Is this a felony?

Gretchen Morgenson, my favorite Times' business reporter since Joe Nocerra went on leave, has a fascinating story in Sunday's paper suggesting that Goldman Sachs not only reaped the benefits of the financial meltdown but that it may have had a bigger hand in bringing it on than we knew."A.I.G. had long insured complex mortgage securities owned by Goldman and other firms against possible defaults. With the housing crisis deepening, A.I.G., once the worlds biggest insurer, had already paid Goldman $2 billion to cover losses the bank said it might suffer."A.I.G. executives wanted some of its money back, insisting that Goldman like a homeowner overestimating the damages in a storm to get a bigger insurance payment had inflated the potential losses. Goldman countered that it was owed even more, while also resisting consulting with third parties to help estimate a value for the securities." the investment, bond, and/or insurance gurus comment on the ins and outs of the story? I'd like to fully understand what went on here.UPDATE: And on Monday morning, we have another data set about how the regulation business is going. "In a Message to Democrats, Wall St. Sends Cash to G.O.P.""This year Chases political action committee is sending the Democrats a pointed message. While it has contributed to some individual Democrats and state organizations, it [Chase] has rebuffed solicitations from the national Democratic House and Senate campaign committees. Instead, it gave $30,000 to their Republican counterparts. NOT ANOTHER FELONY! Andrew Ross Sorkin has this gem today about an investor group paying itself a hefty dividend from a hospital corporation deeply in debt. Should we assume they were hoping for health-care reform and now think it's dead? Or????
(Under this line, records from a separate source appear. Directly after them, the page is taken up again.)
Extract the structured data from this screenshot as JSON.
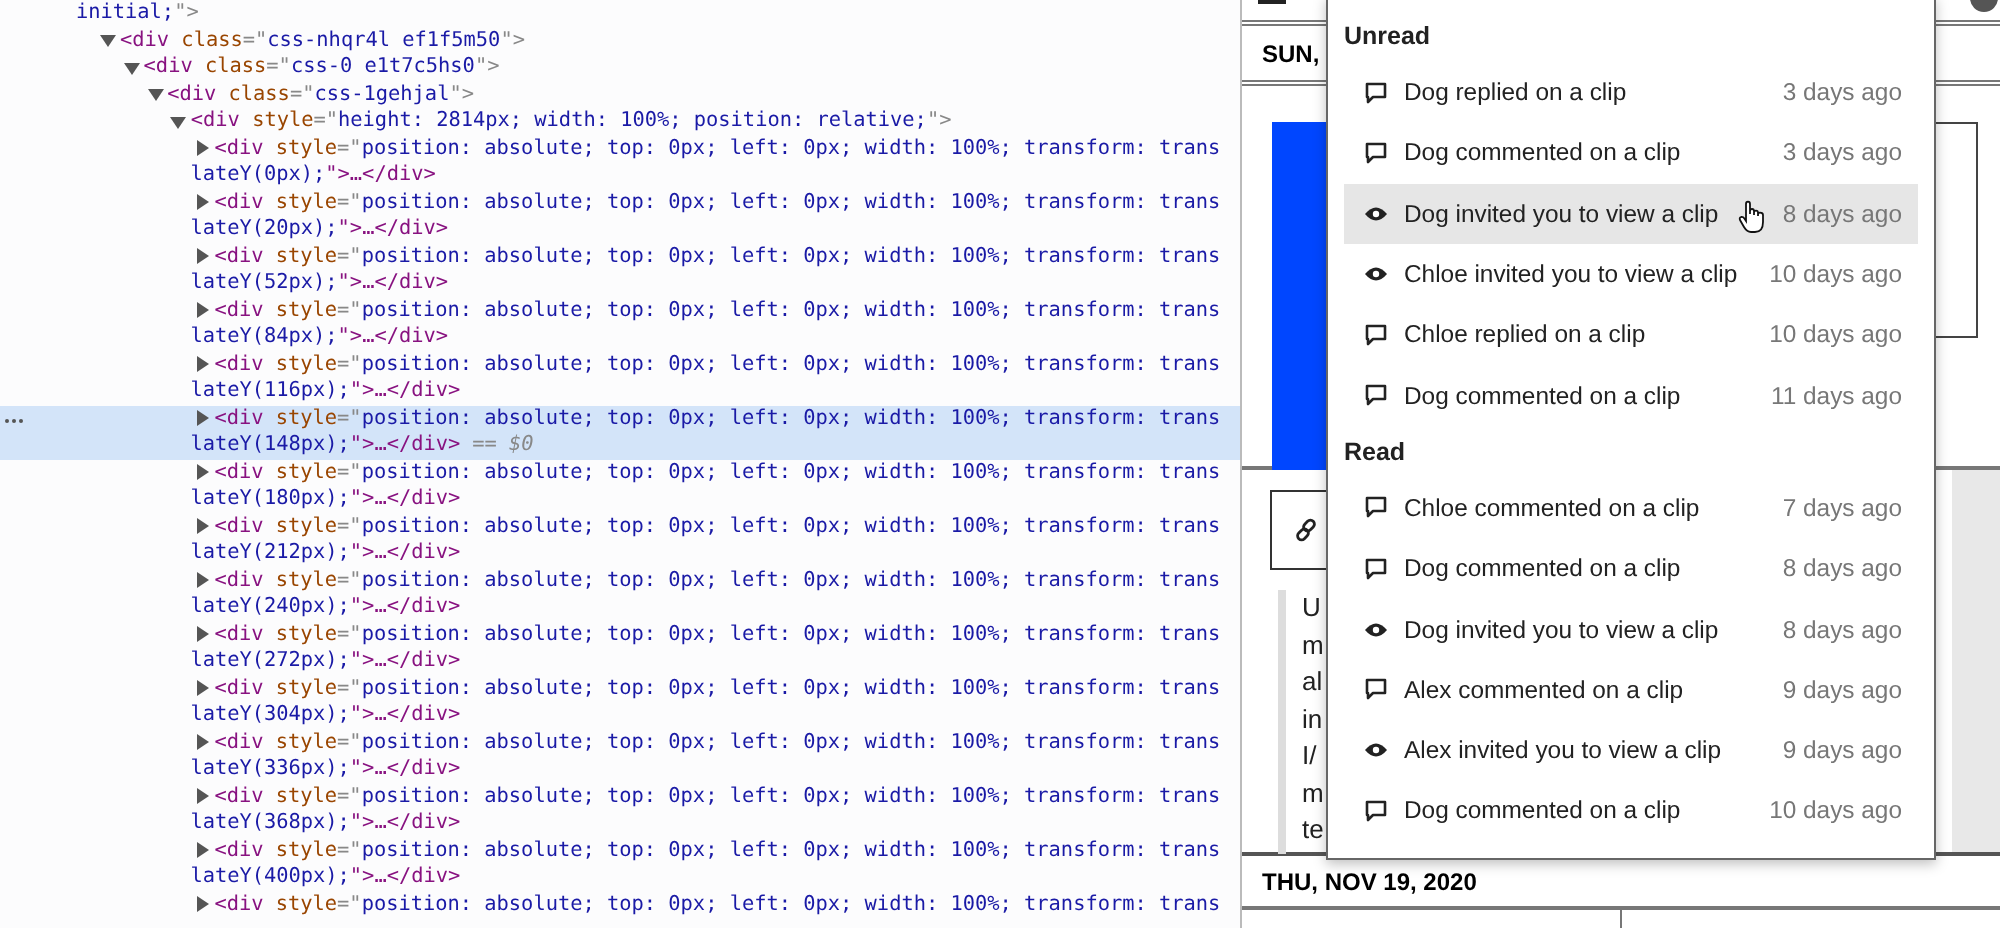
{
  "devtools": {
    "continuation": {
      "value": "initial;",
      "close": "\">"
    },
    "nodes": [
      {
        "tag": "<div",
        "attr": " class",
        "eq": "=\"",
        "value": "css-nhqr4l ef1f5m50",
        "close": "\">",
        "expanded": true,
        "selected": false,
        "children": [
          {
            "tag": "<div",
            "attr": " class",
            "eq": "=\"",
            "value": "css-0 e1t7c5hs0",
            "close": "\">",
            "expanded": true,
            "selected": false,
            "children": [
              {
                "tag": "<div",
                "attr": " class",
                "eq": "=\"",
                "value": "css-1gehjal",
                "close": "\">",
                "expanded": true,
                "selected": false,
                "children": [
                  {
                    "tag": "<div",
                    "attr": " style",
                    "eq": "=\"",
                    "value": "height: 2814px; width: 100%; position: relative;",
                    "close": "\">",
                    "expanded": true,
                    "selected": false,
                    "children": [
                      {
                        "tag": "<div",
                        "attr": " style",
                        "eq": "=\"",
                        "value": "position: absolute; top: 0px; left: 0px; width: 100%; transform: trans",
                        "wrap_value": "lateY(0px);",
                        "wrap_close": "\">…</div>",
                        "expanded": false,
                        "selected": false
                      },
                      {
                        "tag": "<div",
                        "attr": " style",
                        "eq": "=\"",
                        "value": "position: absolute; top: 0px; left: 0px; width: 100%; transform: trans",
                        "wrap_value": "lateY(20px);",
                        "wrap_close": "\">…</div>",
                        "expanded": false,
                        "selected": false
                      },
                      {
                        "tag": "<div",
                        "attr": " style",
                        "eq": "=\"",
                        "value": "position: absolute; top: 0px; left: 0px; width: 100%; transform: trans",
                        "wrap_value": "lateY(52px);",
                        "wrap_close": "\">…</div>",
                        "expanded": false,
                        "selected": false
                      },
                      {
                        "tag": "<div",
                        "attr": " style",
                        "eq": "=\"",
                        "value": "position: absolute; top: 0px; left: 0px; width: 100%; transform: trans",
                        "wrap_value": "lateY(84px);",
                        "wrap_close": "\">…</div>",
                        "expanded": false,
                        "selected": false
                      },
                      {
                        "tag": "<div",
                        "attr": " style",
                        "eq": "=\"",
                        "value": "position: absolute; top: 0px; left: 0px; width: 100%; transform: trans",
                        "wrap_value": "lateY(116px);",
                        "wrap_close": "\">…</div>",
                        "expanded": false,
                        "selected": false
                      },
                      {
                        "tag": "<div",
                        "attr": " style",
                        "eq": "=\"",
                        "value": "position: absolute; top: 0px; left: 0px; width: 100%; transform: trans",
                        "wrap_value": "lateY(148px);",
                        "wrap_close": "\">…</div>",
                        "marker": "== $0",
                        "expanded": false,
                        "selected": true
                      },
                      {
                        "tag": "<div",
                        "attr": " style",
                        "eq": "=\"",
                        "value": "position: absolute; top: 0px; left: 0px; width: 100%; transform: trans",
                        "wrap_value": "lateY(180px);",
                        "wrap_close": "\">…</div>",
                        "expanded": false,
                        "selected": false
                      },
                      {
                        "tag": "<div",
                        "attr": " style",
                        "eq": "=\"",
                        "value": "position: absolute; top: 0px; left: 0px; width: 100%; transform: trans",
                        "wrap_value": "lateY(212px);",
                        "wrap_close": "\">…</div>",
                        "expanded": false,
                        "selected": false
                      },
                      {
                        "tag": "<div",
                        "attr": " style",
                        "eq": "=\"",
                        "value": "position: absolute; top: 0px; left: 0px; width: 100%; transform: trans",
                        "wrap_value": "lateY(240px);",
                        "wrap_close": "\">…</div>",
                        "expanded": false,
                        "selected": false
                      },
                      {
                        "tag": "<div",
                        "attr": " style",
                        "eq": "=\"",
                        "value": "position: absolute; top: 0px; left: 0px; width: 100%; transform: trans",
                        "wrap_value": "lateY(272px);",
                        "wrap_close": "\">…</div>",
                        "expanded": false,
                        "selected": false
                      },
                      {
                        "tag": "<div",
                        "attr": " style",
                        "eq": "=\"",
                        "value": "position: absolute; top: 0px; left: 0px; width: 100%; transform: trans",
                        "wrap_value": "lateY(304px);",
                        "wrap_close": "\">…</div>",
                        "expanded": false,
                        "selected": false
                      },
                      {
                        "tag": "<div",
                        "attr": " style",
                        "eq": "=\"",
                        "value": "position: absolute; top: 0px; left: 0px; width: 100%; transform: trans",
                        "wrap_value": "lateY(336px);",
                        "wrap_close": "\">…</div>",
                        "expanded": false,
                        "selected": false
                      },
                      {
                        "tag": "<div",
                        "attr": " style",
                        "eq": "=\"",
                        "value": "position: absolute; top: 0px; left: 0px; width: 100%; transform: trans",
                        "wrap_value": "lateY(368px);",
                        "wrap_close": "\">…</div>",
                        "expanded": false,
                        "selected": false
                      },
                      {
                        "tag": "<div",
                        "attr": " style",
                        "eq": "=\"",
                        "value": "position: absolute; top: 0px; left: 0px; width: 100%; transform: trans",
                        "wrap_value": "lateY(400px);",
                        "wrap_close": "\">…</div>",
                        "expanded": false,
                        "selected": false
                      },
                      {
                        "tag": "<div",
                        "attr": " style",
                        "eq": "=\"",
                        "value": "position: absolute; top: 0px; left: 0px; width: 100%; transform: trans",
                        "expanded": false,
                        "selected": false
                      }
                    ]
                  }
                ]
              }
            ]
          }
        ]
      }
    ]
  },
  "page": {
    "top_date": "SUN,",
    "article_lines": [
      "U",
      "m",
      "al",
      "in",
      "I/",
      "m",
      "te"
    ],
    "bottom_date": "THU, NOV 19, 2020"
  },
  "notifications": {
    "sections": [
      {
        "title": "Unread",
        "items": [
          {
            "kind": "comment",
            "text": "Dog replied on a clip",
            "time": "3 days ago",
            "hovered": false
          },
          {
            "kind": "comment",
            "text": "Dog commented on a clip",
            "time": "3 days ago",
            "hovered": false
          },
          {
            "kind": "invite",
            "text": "Dog invited you to view a clip",
            "time": "8 days ago",
            "hovered": true
          },
          {
            "kind": "invite",
            "text": "Chloe invited you to view a clip",
            "time": "10 days ago",
            "hovered": false
          },
          {
            "kind": "comment",
            "text": "Chloe replied on a clip",
            "time": "10 days ago",
            "hovered": false
          },
          {
            "kind": "comment",
            "text": "Dog commented on a clip",
            "time": "11 days ago",
            "hovered": false
          }
        ]
      },
      {
        "title": "Read",
        "items": [
          {
            "kind": "comment",
            "text": "Chloe commented on a clip",
            "time": "7 days ago",
            "hovered": false
          },
          {
            "kind": "comment",
            "text": "Dog commented on a clip",
            "time": "8 days ago",
            "hovered": false
          },
          {
            "kind": "invite",
            "text": "Dog invited you to view a clip",
            "time": "8 days ago",
            "hovered": false
          },
          {
            "kind": "comment",
            "text": "Alex commented on a clip",
            "time": "9 days ago",
            "hovered": false
          },
          {
            "kind": "invite",
            "text": "Alex invited you to view a clip",
            "time": "9 days ago",
            "hovered": false
          },
          {
            "kind": "comment",
            "text": "Dog commented on a clip",
            "time": "10 days ago",
            "hovered": false
          }
        ]
      }
    ]
  }
}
Margaret O’Brien Steinfels is a former editor of Commonweal. 

Please email comments to [email protected] and join the conversation on our Facebook page.

Must Reads